### TASK
Examine each line of the listing below. Copy those in which the string "draw" appears.

### SOURCE DATA
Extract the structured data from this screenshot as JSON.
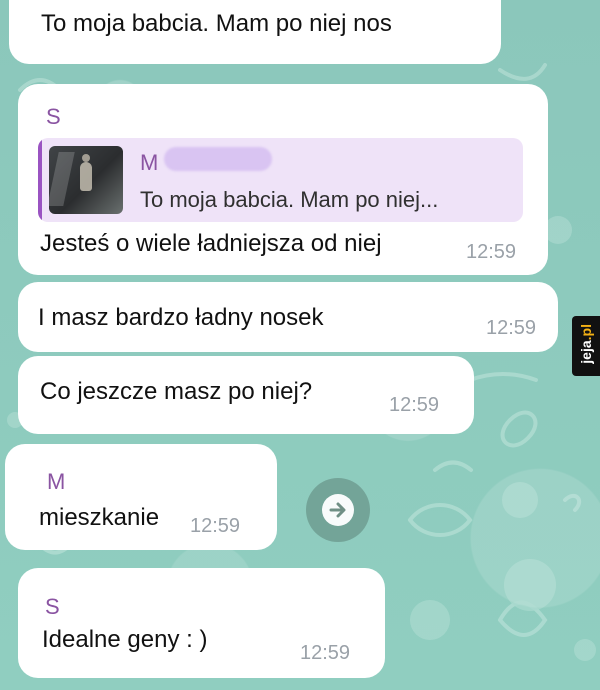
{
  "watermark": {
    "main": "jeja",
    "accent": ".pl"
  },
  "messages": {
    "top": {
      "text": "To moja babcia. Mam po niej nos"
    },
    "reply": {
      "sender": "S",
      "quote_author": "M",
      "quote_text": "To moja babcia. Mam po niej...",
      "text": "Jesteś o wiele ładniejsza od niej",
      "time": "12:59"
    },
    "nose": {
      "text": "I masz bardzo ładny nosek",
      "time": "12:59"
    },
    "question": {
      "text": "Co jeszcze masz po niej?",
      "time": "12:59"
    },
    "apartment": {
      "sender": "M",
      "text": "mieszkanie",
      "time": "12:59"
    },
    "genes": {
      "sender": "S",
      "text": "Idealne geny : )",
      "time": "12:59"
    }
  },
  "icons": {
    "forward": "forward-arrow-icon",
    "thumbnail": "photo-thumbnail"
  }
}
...
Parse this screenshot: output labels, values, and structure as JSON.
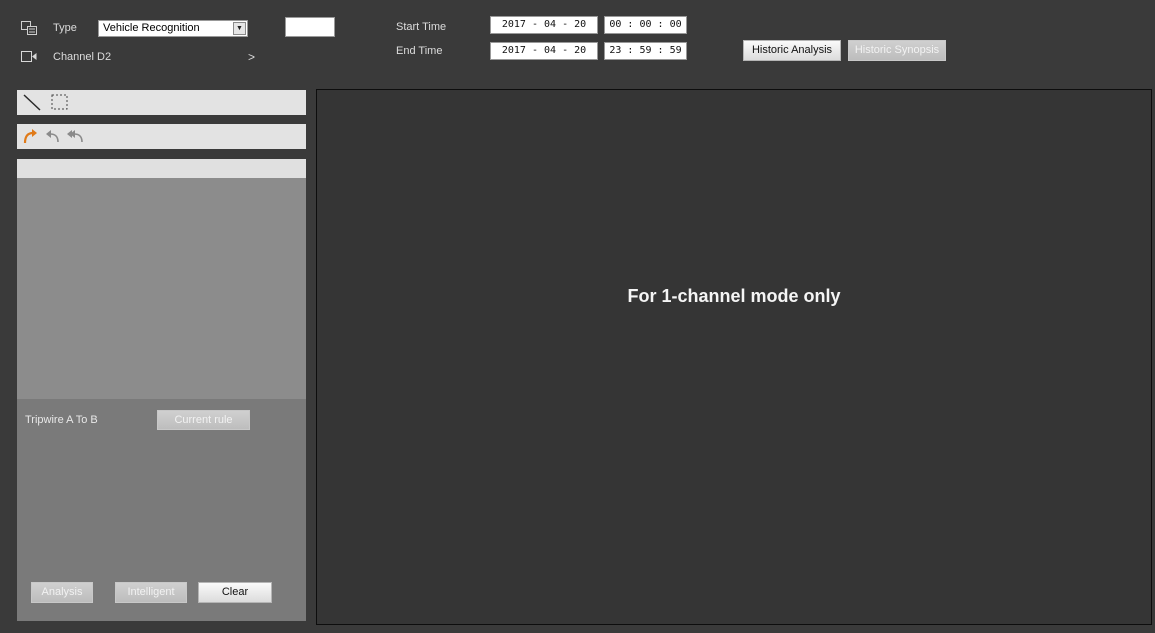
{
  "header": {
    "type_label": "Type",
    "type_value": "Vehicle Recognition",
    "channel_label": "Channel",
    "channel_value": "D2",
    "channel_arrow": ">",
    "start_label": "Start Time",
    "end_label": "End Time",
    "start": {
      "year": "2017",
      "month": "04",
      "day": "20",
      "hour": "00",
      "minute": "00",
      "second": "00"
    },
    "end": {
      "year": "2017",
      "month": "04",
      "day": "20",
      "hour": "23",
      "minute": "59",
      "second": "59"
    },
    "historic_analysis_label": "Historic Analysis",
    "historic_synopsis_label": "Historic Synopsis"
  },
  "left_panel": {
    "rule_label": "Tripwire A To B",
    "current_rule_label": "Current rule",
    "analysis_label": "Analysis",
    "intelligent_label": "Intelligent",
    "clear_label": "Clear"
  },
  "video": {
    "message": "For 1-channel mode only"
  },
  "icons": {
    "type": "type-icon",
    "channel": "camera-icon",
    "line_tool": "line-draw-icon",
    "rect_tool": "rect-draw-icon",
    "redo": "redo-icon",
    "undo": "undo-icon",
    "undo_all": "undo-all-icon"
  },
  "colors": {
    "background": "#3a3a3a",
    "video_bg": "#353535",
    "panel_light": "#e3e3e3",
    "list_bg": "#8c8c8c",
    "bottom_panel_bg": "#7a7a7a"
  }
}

### RESPONSE AREA
    "line_tool": "line-draw-icon",
    "rect_tool": "rect-draw-icon",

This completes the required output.